Wednesday 20 February 2013

Foraging the Hermitage of Braid

This morning I joined a group of City of Edinburgh countryside rangers and volunteers who've been involved with the walled garden project at Hermitage of Braid for a session of foraging.  I blogged here and here about the writing workshops I attended at the walled garden last year. The photo below shows what the walled garden looks like just now, all ready for planting!

Anna Canning of Floramedica took us on a walk round the Hermitage of Braid and along to Blackford Pond, identifying and picking plants that we would use in preparing lunch! We picked wild garlic, lesser celandines (the leaves are only edible when they're very young, once the plant starts flowering the leaves become inedible), bittercress, nettles and sorrel.

Anna told us about the medicinal uses of these plants and gave us advice on when to pick them if we want to eat them and how to serve them. I've got a Botany degree, but it was heavily weighted towards biochemistry and the internal workings of plants and though my field botany is reasonably good it's not brilliant (though every year it improves dramatically once plants start flowering!).  I'm also trying to learn about foraging but am still a real beginner so I found this session really interesting.

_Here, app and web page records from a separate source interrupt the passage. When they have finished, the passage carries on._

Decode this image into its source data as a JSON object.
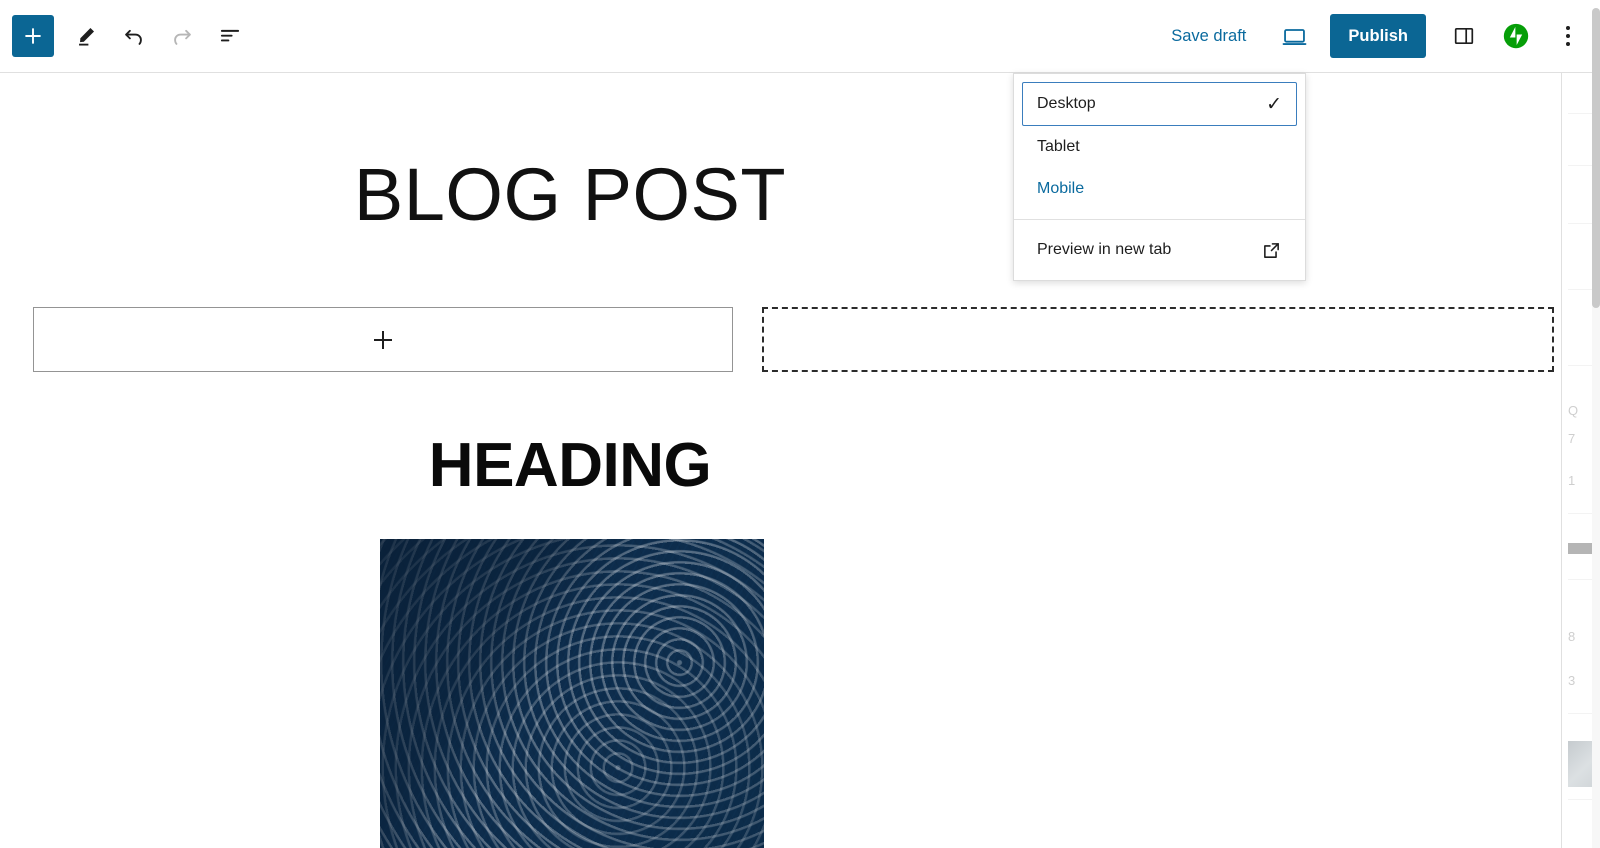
{
  "toolbar": {
    "add_block_label": "+",
    "add_block_icon": "plus-icon",
    "tools_icon": "pencil-edit-icon",
    "undo_icon": "undo-arrow-icon",
    "redo_icon": "redo-arrow-icon",
    "details_icon": "document-outline-icon",
    "save_draft_label": "Save draft",
    "preview_icon": "desktop-preview-icon",
    "publish_label": "Publish",
    "settings_icon": "sidebar-panel-icon",
    "jetpack_icon": "jetpack-logo-icon",
    "more_icon": "more-vertical-dots-icon"
  },
  "preview_menu": {
    "items": [
      {
        "label": "Desktop",
        "selected": true,
        "checkmark": "✓"
      },
      {
        "label": "Tablet",
        "selected": false
      },
      {
        "label": "Mobile",
        "selected": false,
        "highlight": true
      }
    ],
    "footer": {
      "label": "Preview in new tab",
      "icon": "external-link-icon"
    }
  },
  "editor": {
    "post_title": "BLOG POST",
    "columns": {
      "left_placeholder_icon": "plus-icon",
      "left_placeholder_name": "empty-column-appender",
      "right_placeholder_name": "empty-column-dashed"
    },
    "section_heading": "HEADING",
    "image_alt": "ocean-wave-photo"
  },
  "colors": {
    "accent_blue": "#0b6694",
    "link_blue": "#0a6a9e",
    "jetpack_green": "#069e08",
    "border_gray": "#e0e0e0",
    "placeholder_border": "#949494",
    "dashed_border": "#2b2b2b",
    "text_dark": "#1e1e1e"
  },
  "sliver": {
    "lines": [
      "Q",
      "7",
      "1",
      "8",
      "3"
    ]
  }
}
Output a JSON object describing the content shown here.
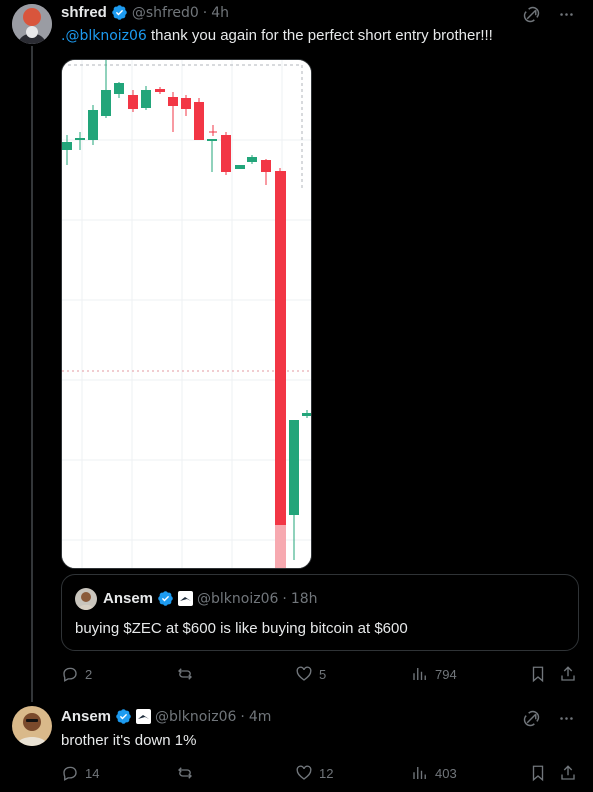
{
  "tweet1": {
    "name": "shfred",
    "handle": "@shfred0",
    "dot": "·",
    "time": "4h",
    "mention": ".@blknoiz06",
    "text": " thank you again for the perfect short entry brother!!!",
    "stats": {
      "replies": "2",
      "reposts": "",
      "likes": "5",
      "views": "794"
    }
  },
  "quote": {
    "name": "Ansem",
    "handle": "@blknoiz06",
    "dot": "·",
    "time": "18h",
    "text": "buying $ZEC at $600 is like buying bitcoin at $600"
  },
  "tweet2": {
    "name": "Ansem",
    "handle": "@blknoiz06",
    "dot": "·",
    "time": "4m",
    "text": "brother it's down 1%",
    "stats": {
      "replies": "14",
      "reposts": "",
      "likes": "12",
      "views": "403"
    }
  },
  "colors": {
    "accent": "#1d9bf0",
    "up": "#22a57a",
    "down": "#f23645",
    "muted": "#71767b"
  },
  "icons": [
    "grok-icon",
    "more-icon",
    "reply-icon",
    "repost-icon",
    "like-icon",
    "views-icon",
    "bookmark-icon",
    "share-icon",
    "verified-icon"
  ]
}
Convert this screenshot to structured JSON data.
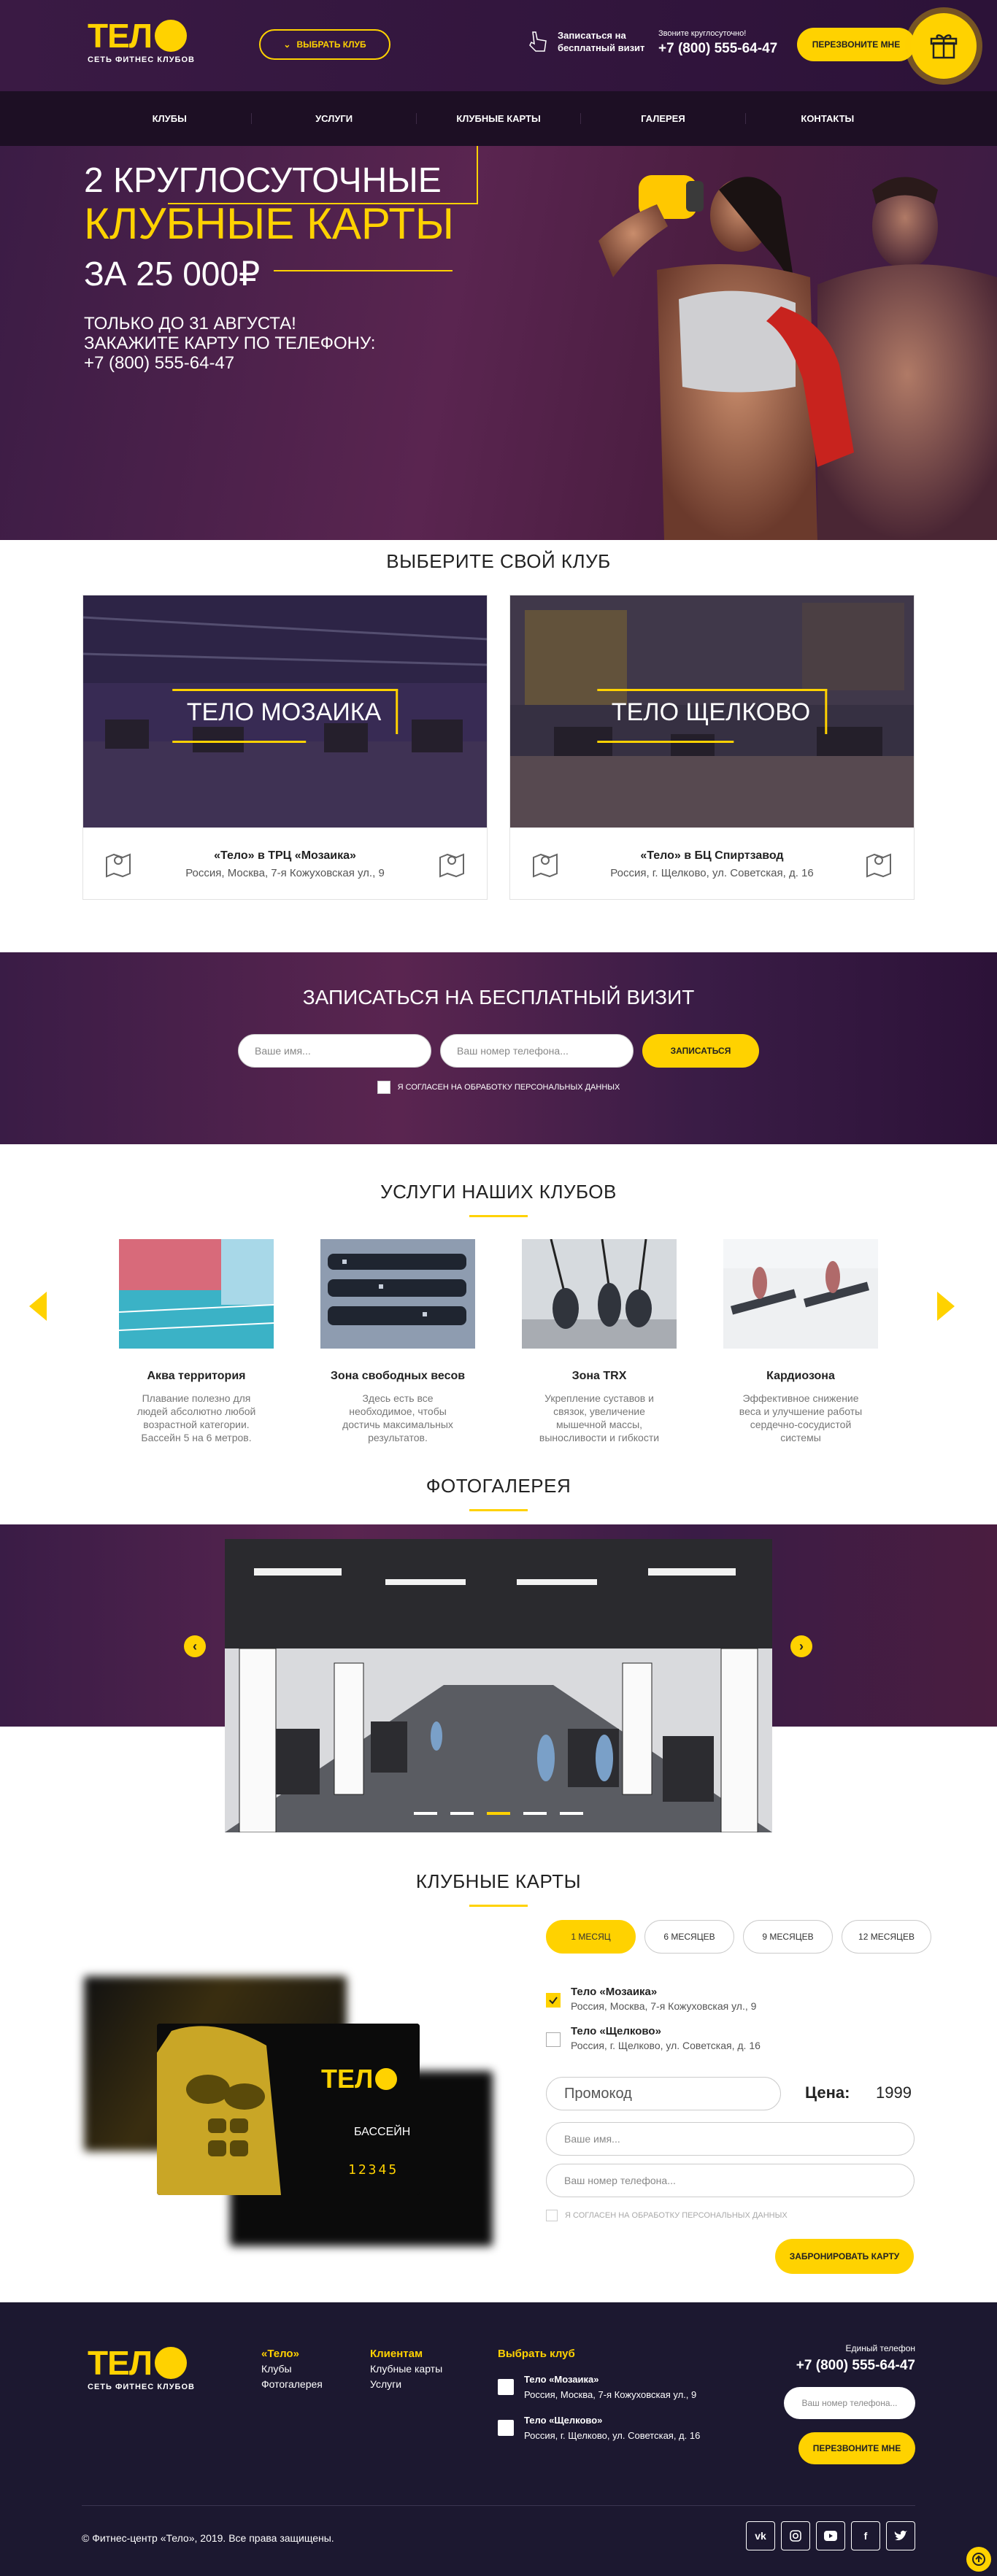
{
  "header": {
    "logo_text": "ТЕЛ",
    "logo_sub": "СЕТЬ ФИТНЕС КЛУБОВ",
    "select_club": "ВЫБРАТЬ КЛУБ",
    "visit_text": "Записаться на бесплатный визит",
    "phone_label": "Звоните круглосуточно!",
    "phone": "+7 (800) 555-64-47",
    "callback": "ПЕРЕЗВОНИТЕ МНЕ"
  },
  "nav": [
    "КЛУБЫ",
    "УСЛУГИ",
    "КЛУБНЫЕ КАРТЫ",
    "ГАЛЕРЕЯ",
    "КОНТАКТЫ"
  ],
  "hero": {
    "line1": "2 КРУГЛОСУТОЧНЫЕ",
    "line2": "КЛУБНЫЕ КАРТЫ",
    "line3": "ЗА 25 000₽",
    "promo1": "ТОЛЬКО ДО 31 АВГУСТА!",
    "promo2": "ЗАКАЖИТЕ КАРТУ ПО ТЕЛЕФОНУ:",
    "promo3": "+7 (800) 555-64-47"
  },
  "clubs": {
    "title": "ВЫБЕРИТЕ СВОЙ КЛУБ",
    "items": [
      {
        "name": "ТЕЛО МОЗАИКА",
        "title": "«Тело» в ТРЦ «Мозаика»",
        "address": "Россия, Москва, 7-я Кожуховская ул., 9"
      },
      {
        "name": "ТЕЛО ЩЕЛКОВО",
        "title": "«Тело» в БЦ Спиртзавод",
        "address": "Россия, г. Щелково, ул. Советская, д. 16"
      }
    ]
  },
  "free_visit": {
    "title": "ЗАПИСАТЬСЯ НА БЕСПЛАТНЫЙ ВИЗИТ",
    "name_placeholder": "Ваше имя...",
    "phone_placeholder": "Ваш номер телефона...",
    "submit": "ЗАПИСАТЬСЯ",
    "agree": "Я СОГЛАСЕН НА ОБРАБОТКУ ПЕРСОНАЛЬНЫХ ДАННЫХ"
  },
  "services": {
    "title": "УСЛУГИ НАШИХ КЛУБОВ",
    "items": [
      {
        "title": "Аква территория",
        "desc": "Плавание полезно для людей абсолютно любой возрастной категории. Бассейн 5 на 6 метров."
      },
      {
        "title": "Зона свободных весов",
        "desc": "Здесь есть все необходимое, чтобы достичь максимальных результатов."
      },
      {
        "title": "Зона TRX",
        "desc": "Укрепление суставов и связок, увеличение мышечной массы, выносливости и гибкости"
      },
      {
        "title": "Кардиозона",
        "desc": "Эффективное снижение веса и улучшение работы сердечно-сосудистой системы"
      }
    ]
  },
  "gallery": {
    "title": "ФОТОГАЛЕРЕЯ"
  },
  "cards": {
    "title": "КЛУБНЫЕ КАРТЫ",
    "tabs": [
      "1 МЕСЯЦ",
      "6 МЕСЯЦЕВ",
      "9 МЕСЯЦЕВ",
      "12 МЕСЯЦЕВ"
    ],
    "card_logo": "ТЕЛ",
    "card_label": "БАССЕЙН",
    "card_number": "12345",
    "clubs": [
      {
        "title": "Тело «Мозаика»",
        "address": "Россия, Москва, 7-я Кожуховская ул., 9"
      },
      {
        "title": "Тело «Щелково»",
        "address": "Россия, г. Щелково, ул. Советская, д. 16"
      }
    ],
    "promo_placeholder": "Промокод",
    "price_label": "Цена:",
    "price_value": "1999",
    "name_placeholder": "Ваше имя...",
    "phone_placeholder": "Ваш номер телефона...",
    "agree": "Я СОГЛАСЕН НА ОБРАБОТКУ ПЕРСОНАЛЬНЫХ ДАННЫХ",
    "book": "ЗАБРОНИРОВАТЬ КАРТУ"
  },
  "footer": {
    "col1_title": "«Тело»",
    "col1_links": [
      "Клубы",
      "Фотогалерея"
    ],
    "col2_title": "Клиентам",
    "col2_links": [
      "Клубные карты",
      "Услуги"
    ],
    "col3_title": "Выбрать клуб",
    "clubs": [
      {
        "title": "Тело «Мозаика»",
        "address": "Россия, Москва, 7-я Кожуховская ул., 9"
      },
      {
        "title": "Тело «Щелково»",
        "address": "Россия, г. Щелково, ул. Советская, д. 16"
      }
    ],
    "phone_label": "Единый телефон",
    "phone": "+7 (800) 555-64-47",
    "phone_placeholder": "Ваш номер телефона...",
    "callback": "ПЕРЕЗВОНИТЕ МНЕ",
    "copyright": "© Фитнес-центр «Тело», 2019. Все права защищены.",
    "social": [
      "vk",
      "instagram",
      "youtube",
      "facebook",
      "twitter"
    ]
  },
  "colors": {
    "accent": "#ffd200",
    "dark": "#2c1238",
    "footer": "#1c1830"
  }
}
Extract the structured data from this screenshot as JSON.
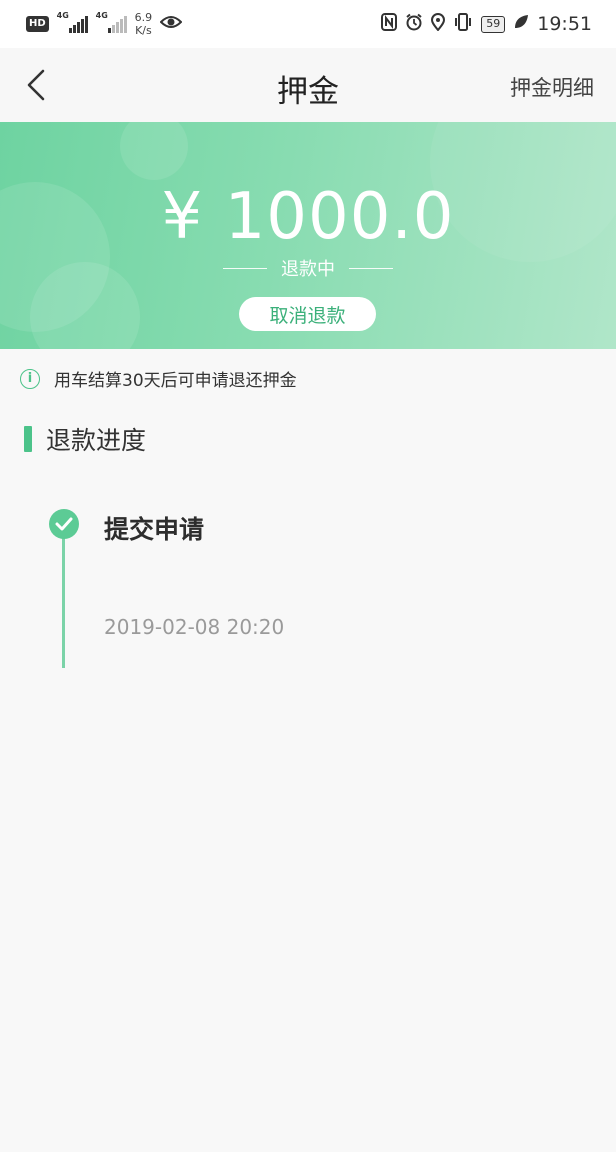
{
  "status_bar": {
    "hd_badge": "HD",
    "network1": "4G",
    "network2": "4G",
    "speed_value": "6.9",
    "speed_unit": "K/s",
    "battery": "59",
    "time": "19:51"
  },
  "nav": {
    "title": "押金",
    "detail_link": "押金明细"
  },
  "banner": {
    "amount": "¥ 1000.0",
    "status": "退款中",
    "cancel_button": "取消退款"
  },
  "notice": {
    "icon_glyph": "i",
    "text": "用车结算30天后可申请退还押金"
  },
  "progress": {
    "section_title": "退款进度",
    "steps": [
      {
        "title": "提交申请",
        "time": "2019-02-08 20:20"
      }
    ]
  },
  "colors": {
    "accent": "#4cc38a",
    "banner_start": "#6ed3a1",
    "banner_end": "#b0e6c9"
  }
}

After we had picked a fair amount of plant material, we went back into the rangers centre and prepared lunch: potato salad with wild garlic and the most delicious pesto made from a mixture of all the herbs we had gathered (basically you can make a good pesto with the leaves of any edible herb).

Served with organic brown bread, a delicious Ninemaidens Mead and tea made from sticky willy (also known as goose grass or cleavers), The tea was very tasty and also pretty in colour!

I'm currently reading Richard Mabey's book Weeds (which contains quite a lot of information about the history of foraging and which I'll review at a future date) and studying A Handbook of Scotland's Wild Harvests (I attended the book launch for this!) in preparation for a year of teaching myself at least a bit of foraging. 

The real challenge with urban foraging is to avoid dog dirt, it's something that I find really affects my attitude to picking wild plants (that and feeling I'm stealing food from the birds and wild animals, though in the case of really weedy plants like nettles and brambles, that's not really an issue as they grow so fast).

If you're interested in foraging in Scotland, you can find out quite a lot from the Scottish Wild Harvests Association and if you're looking for inspiration for recipes try the Eat Weeds website.

linking up with Nature Notes

As ever, red text contains hyperlinks that take you to other webpages where you can find out more. 


Tommaso Gervasutti said...

What a beautiful place, I took many photographs of it, the same palace which is in your blog, I photographed it from various perspectives.
I remember there was abosolutely nobody in that day at the end of 2012, a wintery great silence, that added beauty to the land.

eileeninmd said...

What a great way to spend the day. Picking the herbs and making the tea. I would be afraid to pick something bad. It just sounds like fun! Great post.

Rambling Woods said...

A poet and a botanist .. wonderful combination to enjoy nature. I had not heard of foraging before except in terms of wildlife..but it is the same for us. I love that you made the tea from something I had never even considered. My tea is in tea bags and that is as much as I know. Perfect post for Nature Notes..thank you Juliet.. Michelle